ASSIGNED TASK –
The required lines are those that contain "sont"; pull them out of the data and copy them.

* * *

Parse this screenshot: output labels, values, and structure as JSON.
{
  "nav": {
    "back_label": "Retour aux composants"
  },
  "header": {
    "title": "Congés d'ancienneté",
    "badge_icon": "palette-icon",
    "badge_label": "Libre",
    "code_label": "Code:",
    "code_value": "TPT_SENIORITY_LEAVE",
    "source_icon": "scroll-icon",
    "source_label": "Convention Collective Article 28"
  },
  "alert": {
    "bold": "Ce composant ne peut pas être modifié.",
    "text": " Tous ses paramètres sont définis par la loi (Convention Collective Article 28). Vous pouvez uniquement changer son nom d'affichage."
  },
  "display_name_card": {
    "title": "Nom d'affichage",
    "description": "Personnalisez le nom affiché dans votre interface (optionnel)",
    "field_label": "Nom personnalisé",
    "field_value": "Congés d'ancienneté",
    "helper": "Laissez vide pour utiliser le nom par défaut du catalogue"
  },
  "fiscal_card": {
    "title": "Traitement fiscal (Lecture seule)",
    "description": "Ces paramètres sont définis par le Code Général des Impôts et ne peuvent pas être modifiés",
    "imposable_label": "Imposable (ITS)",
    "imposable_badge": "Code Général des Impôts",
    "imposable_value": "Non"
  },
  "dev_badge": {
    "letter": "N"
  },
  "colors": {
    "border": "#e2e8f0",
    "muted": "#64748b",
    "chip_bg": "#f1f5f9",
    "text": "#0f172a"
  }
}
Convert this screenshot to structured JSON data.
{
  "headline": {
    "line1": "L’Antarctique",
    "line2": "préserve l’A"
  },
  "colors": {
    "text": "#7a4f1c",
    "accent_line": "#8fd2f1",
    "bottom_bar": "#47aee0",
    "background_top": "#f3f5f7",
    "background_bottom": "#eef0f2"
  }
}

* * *

SOLUTION TO THE PROBLEM –
    "text": " Tous ses paramètres sont définis par la loi (Convention Collective Article 28). Vous pouvez uniquement changer son nom d'affichage."
    "description": "Ces paramètres sont définis par le Code Général des Impôts et ne peuvent pas être modifiés",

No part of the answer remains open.